→ **Work instruction**
Scan the entries for lines with the word "projeto", then copy those lines.

Items from an interface collection:
-*-
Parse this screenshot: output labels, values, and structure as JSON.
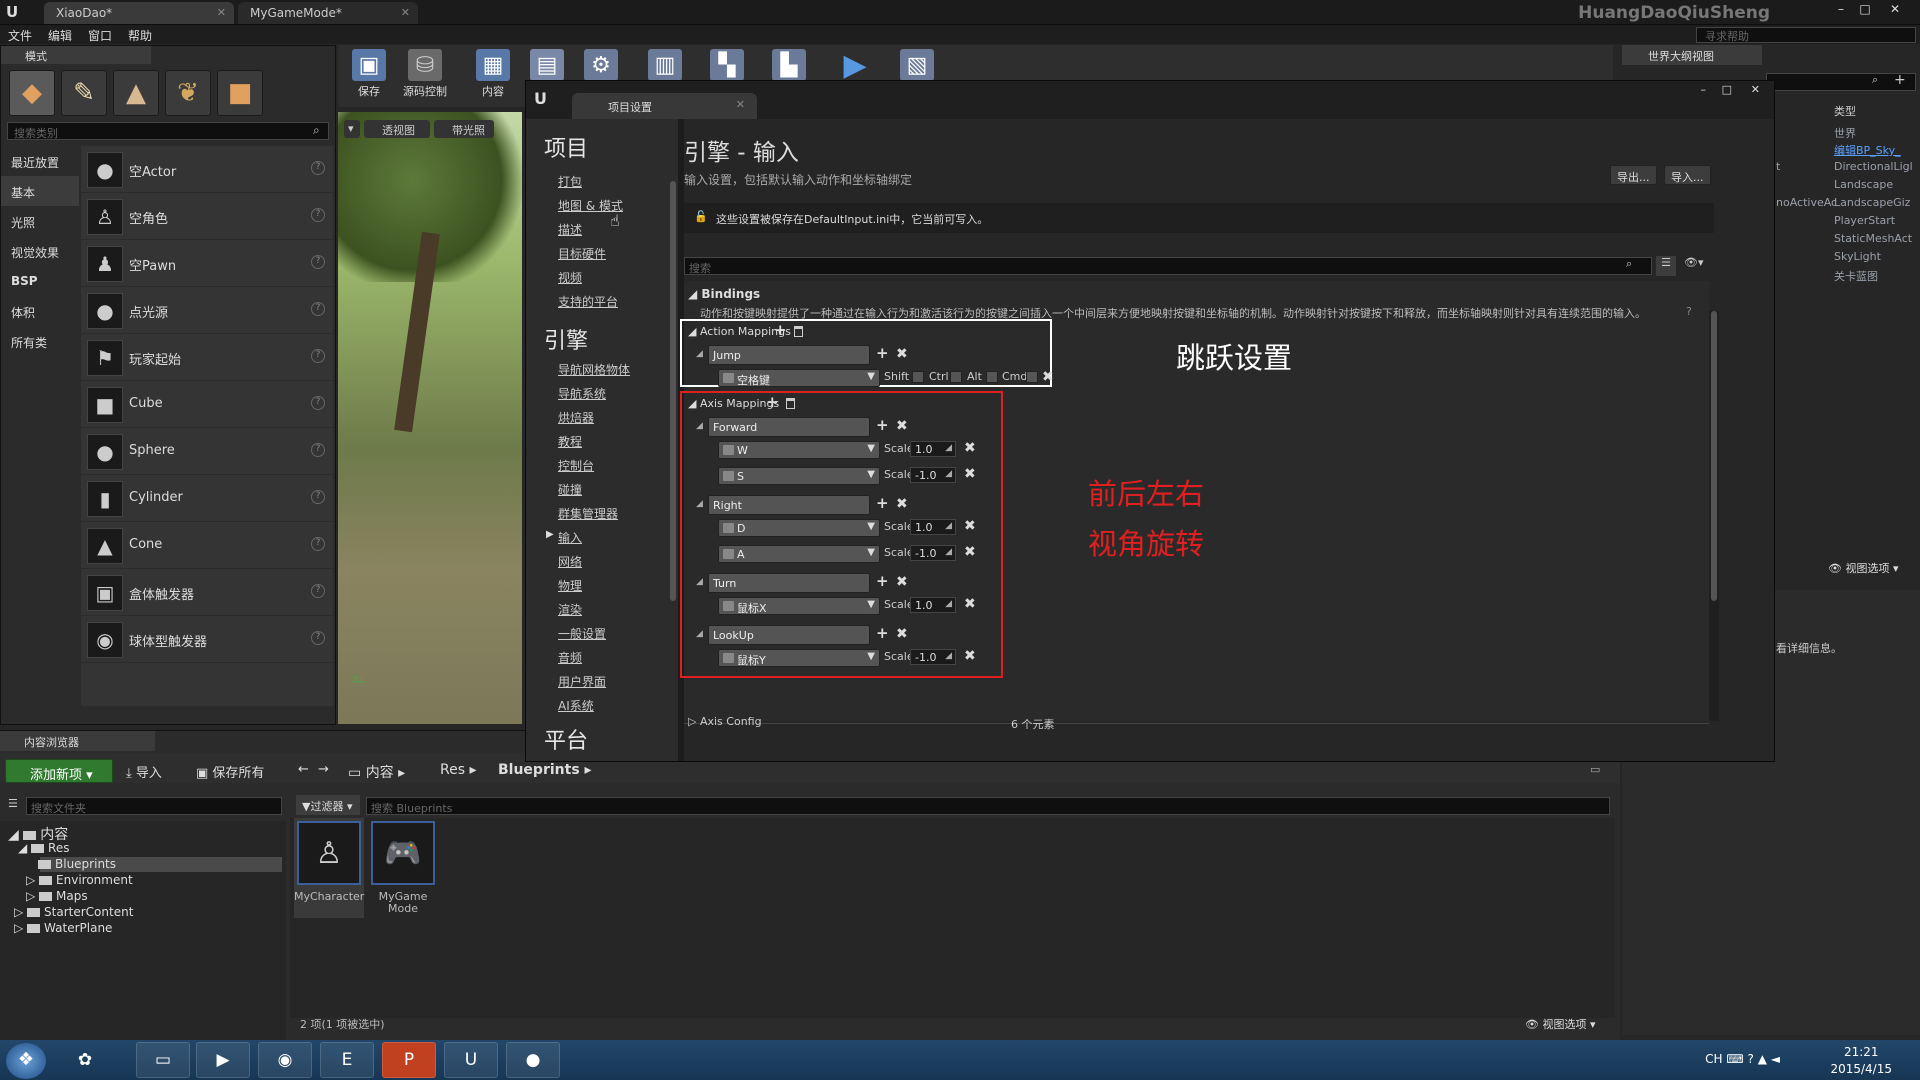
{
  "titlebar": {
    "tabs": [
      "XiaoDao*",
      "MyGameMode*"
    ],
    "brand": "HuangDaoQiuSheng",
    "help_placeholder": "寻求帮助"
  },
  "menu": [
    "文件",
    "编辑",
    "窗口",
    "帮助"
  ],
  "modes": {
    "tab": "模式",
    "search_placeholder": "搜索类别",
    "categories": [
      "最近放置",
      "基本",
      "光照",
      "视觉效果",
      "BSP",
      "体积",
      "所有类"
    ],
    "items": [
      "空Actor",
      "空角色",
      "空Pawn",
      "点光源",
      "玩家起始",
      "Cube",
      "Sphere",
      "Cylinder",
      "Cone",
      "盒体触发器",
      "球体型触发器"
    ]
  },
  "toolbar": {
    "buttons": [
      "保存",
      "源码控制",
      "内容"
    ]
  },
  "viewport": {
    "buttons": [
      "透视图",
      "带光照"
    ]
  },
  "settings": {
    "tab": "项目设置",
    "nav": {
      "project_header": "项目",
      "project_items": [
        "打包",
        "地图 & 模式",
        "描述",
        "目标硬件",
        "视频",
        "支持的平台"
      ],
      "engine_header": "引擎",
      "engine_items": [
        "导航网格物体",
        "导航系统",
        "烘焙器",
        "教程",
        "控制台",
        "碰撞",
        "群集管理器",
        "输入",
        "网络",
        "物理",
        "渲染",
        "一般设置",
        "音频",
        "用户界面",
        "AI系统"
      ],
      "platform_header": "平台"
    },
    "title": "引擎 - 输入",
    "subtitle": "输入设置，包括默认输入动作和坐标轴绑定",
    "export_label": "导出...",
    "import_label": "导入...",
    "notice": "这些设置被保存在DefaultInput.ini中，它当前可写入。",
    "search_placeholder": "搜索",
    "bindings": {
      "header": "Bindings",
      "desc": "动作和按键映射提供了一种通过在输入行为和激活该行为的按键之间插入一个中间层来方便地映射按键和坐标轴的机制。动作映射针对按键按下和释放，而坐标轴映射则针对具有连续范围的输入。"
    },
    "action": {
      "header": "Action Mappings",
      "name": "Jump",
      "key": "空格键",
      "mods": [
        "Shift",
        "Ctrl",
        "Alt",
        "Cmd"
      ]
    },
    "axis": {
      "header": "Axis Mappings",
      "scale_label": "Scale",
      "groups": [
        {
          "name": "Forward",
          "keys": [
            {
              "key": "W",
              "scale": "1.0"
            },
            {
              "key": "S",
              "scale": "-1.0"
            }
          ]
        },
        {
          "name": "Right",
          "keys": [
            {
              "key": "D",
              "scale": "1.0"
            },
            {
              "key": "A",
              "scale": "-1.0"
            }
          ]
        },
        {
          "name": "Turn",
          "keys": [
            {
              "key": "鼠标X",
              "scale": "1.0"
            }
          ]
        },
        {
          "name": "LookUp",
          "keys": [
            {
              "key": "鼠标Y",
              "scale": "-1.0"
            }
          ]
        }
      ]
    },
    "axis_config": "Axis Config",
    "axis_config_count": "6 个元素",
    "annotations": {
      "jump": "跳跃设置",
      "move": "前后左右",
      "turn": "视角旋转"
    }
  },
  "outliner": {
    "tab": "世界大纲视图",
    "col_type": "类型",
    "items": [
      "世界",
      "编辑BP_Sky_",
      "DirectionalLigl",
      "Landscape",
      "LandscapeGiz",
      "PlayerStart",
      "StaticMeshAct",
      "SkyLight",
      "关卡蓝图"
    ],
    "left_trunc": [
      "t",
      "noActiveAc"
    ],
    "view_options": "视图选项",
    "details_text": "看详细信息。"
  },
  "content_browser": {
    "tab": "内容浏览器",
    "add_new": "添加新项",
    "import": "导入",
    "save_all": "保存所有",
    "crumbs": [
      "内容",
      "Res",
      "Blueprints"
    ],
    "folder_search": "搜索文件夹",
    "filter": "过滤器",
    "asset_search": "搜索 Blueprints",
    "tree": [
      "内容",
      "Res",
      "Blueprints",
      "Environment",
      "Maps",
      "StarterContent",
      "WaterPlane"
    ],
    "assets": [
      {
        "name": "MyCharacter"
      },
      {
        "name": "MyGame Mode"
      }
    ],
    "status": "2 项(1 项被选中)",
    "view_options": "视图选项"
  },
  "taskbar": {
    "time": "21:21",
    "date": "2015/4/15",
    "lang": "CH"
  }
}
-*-
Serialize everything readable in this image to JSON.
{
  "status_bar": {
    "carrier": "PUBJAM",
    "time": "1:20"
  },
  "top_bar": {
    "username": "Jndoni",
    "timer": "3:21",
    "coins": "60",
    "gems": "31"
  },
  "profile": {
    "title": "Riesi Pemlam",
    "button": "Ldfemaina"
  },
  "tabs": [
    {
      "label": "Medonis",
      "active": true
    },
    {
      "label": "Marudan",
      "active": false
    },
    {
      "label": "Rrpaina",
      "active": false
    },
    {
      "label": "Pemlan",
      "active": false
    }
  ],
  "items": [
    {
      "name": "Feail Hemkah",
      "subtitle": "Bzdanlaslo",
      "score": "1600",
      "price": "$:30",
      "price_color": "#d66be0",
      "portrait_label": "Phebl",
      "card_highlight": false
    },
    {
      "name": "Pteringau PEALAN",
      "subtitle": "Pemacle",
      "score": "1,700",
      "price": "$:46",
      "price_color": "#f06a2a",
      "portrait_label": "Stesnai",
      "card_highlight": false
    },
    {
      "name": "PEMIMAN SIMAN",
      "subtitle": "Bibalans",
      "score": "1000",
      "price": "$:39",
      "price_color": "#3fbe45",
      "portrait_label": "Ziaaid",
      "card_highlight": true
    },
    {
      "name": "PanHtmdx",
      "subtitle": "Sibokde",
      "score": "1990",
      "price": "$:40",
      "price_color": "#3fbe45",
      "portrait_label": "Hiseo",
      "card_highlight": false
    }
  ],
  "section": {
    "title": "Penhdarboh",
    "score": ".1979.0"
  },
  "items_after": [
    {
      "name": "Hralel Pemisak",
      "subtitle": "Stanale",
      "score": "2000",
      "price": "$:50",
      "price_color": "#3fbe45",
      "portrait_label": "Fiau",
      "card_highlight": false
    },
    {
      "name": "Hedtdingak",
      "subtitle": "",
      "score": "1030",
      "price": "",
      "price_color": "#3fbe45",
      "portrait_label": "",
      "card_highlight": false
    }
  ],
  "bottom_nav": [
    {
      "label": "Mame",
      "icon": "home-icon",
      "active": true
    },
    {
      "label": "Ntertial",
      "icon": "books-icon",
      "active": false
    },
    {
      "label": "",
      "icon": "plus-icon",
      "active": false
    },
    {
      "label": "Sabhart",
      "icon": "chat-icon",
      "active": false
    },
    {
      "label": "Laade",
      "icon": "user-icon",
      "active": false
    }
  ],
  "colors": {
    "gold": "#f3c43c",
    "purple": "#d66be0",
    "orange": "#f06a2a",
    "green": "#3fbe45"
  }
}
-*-
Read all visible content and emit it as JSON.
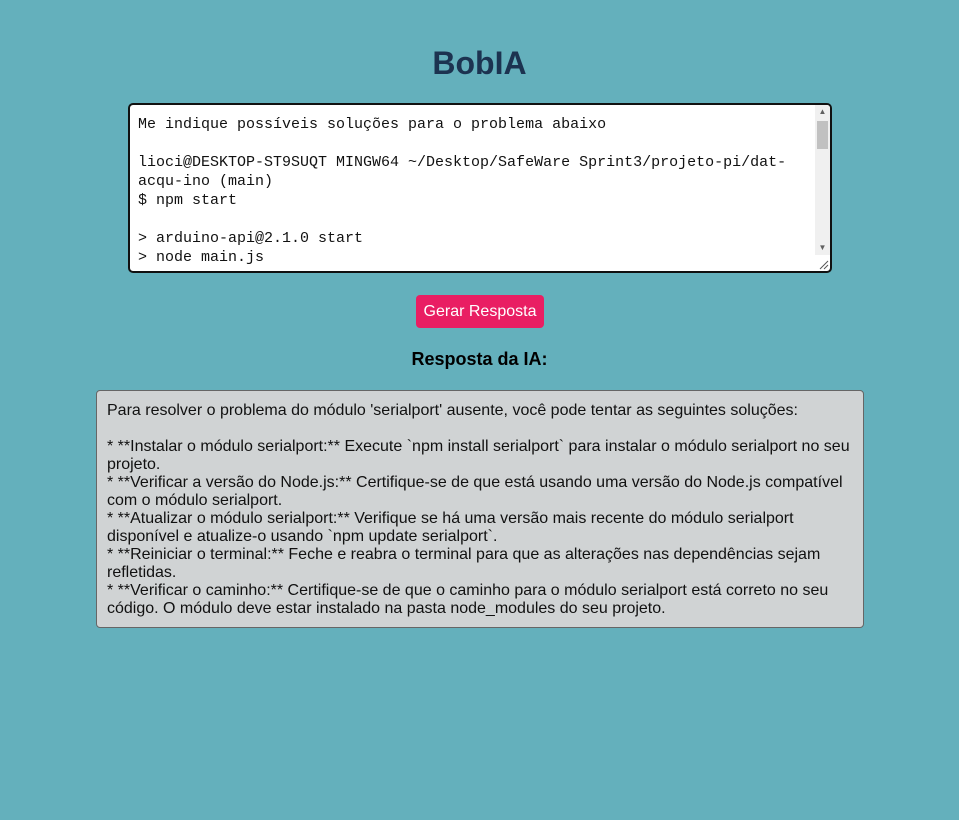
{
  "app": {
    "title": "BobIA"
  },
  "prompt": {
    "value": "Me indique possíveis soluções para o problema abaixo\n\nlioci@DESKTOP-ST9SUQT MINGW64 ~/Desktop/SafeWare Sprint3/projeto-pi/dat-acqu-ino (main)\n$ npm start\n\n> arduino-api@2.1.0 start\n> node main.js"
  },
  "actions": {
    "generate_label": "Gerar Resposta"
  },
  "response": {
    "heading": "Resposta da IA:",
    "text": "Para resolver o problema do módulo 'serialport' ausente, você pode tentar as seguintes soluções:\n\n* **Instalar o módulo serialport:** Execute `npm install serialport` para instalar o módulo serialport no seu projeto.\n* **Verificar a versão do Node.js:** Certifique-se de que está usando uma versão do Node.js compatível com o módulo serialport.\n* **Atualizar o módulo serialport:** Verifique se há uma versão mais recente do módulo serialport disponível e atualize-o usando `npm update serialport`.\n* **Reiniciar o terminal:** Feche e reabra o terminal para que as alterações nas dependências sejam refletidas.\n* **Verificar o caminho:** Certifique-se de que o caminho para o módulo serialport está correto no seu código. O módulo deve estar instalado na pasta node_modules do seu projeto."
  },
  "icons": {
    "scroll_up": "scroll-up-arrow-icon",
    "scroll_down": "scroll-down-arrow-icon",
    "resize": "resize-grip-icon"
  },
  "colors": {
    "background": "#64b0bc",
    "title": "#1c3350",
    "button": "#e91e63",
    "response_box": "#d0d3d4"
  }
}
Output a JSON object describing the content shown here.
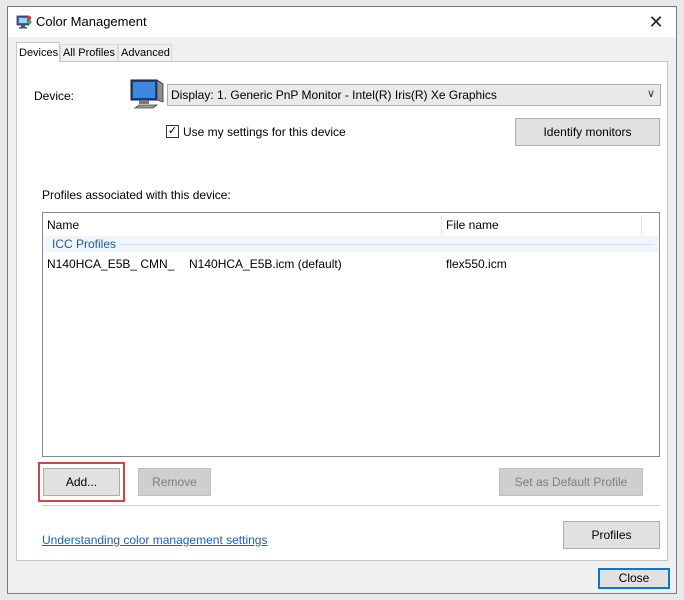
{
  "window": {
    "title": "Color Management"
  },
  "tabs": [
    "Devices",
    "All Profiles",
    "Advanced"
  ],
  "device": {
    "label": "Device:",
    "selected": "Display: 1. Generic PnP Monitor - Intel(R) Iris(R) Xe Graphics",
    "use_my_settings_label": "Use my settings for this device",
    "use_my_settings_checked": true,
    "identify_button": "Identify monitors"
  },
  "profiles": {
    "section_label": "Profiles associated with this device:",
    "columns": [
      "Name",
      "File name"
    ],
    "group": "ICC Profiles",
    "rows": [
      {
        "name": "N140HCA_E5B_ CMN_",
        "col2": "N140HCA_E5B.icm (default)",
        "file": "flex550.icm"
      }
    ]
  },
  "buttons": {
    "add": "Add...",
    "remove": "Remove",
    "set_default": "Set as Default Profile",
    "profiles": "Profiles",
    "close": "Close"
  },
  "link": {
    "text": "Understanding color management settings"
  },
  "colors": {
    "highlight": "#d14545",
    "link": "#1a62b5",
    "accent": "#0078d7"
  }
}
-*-
→ **Exercise response**
    "value": "Me indique possíveis soluções para o problema abaixo\n\nlioci@DESKTOP-ST9SUQT MINGW64 ~/Desktop/SafeWare Sprint3/projeto-pi/dat-acqu-ino (main)\n$ npm start\n\n> arduino-api@2.1.0 start\n> node main.js"
    "text": "Para resolver o problema do módulo 'serialport' ausente, você pode tentar as seguintes soluções:\n\n* **Instalar o módulo serialport:** Execute `npm install serialport` para instalar o módulo serialport no seu projeto.\n* **Verificar a versão do Node.js:** Certifique-se de que está usando uma versão do Node.js compatível com o módulo serialport.\n* **Atualizar o módulo serialport:** Verifique se há uma versão mais recente do módulo serialport disponível e atualize-o usando `npm update serialport`.\n* **Reiniciar o terminal:** Feche e reabra o terminal para que as alterações nas dependências sejam refletidas.\n* **Verificar o caminho:** Certifique-se de que o caminho para o módulo serialport está correto no seu código. O módulo deve estar instalado na pasta node_modules do seu projeto."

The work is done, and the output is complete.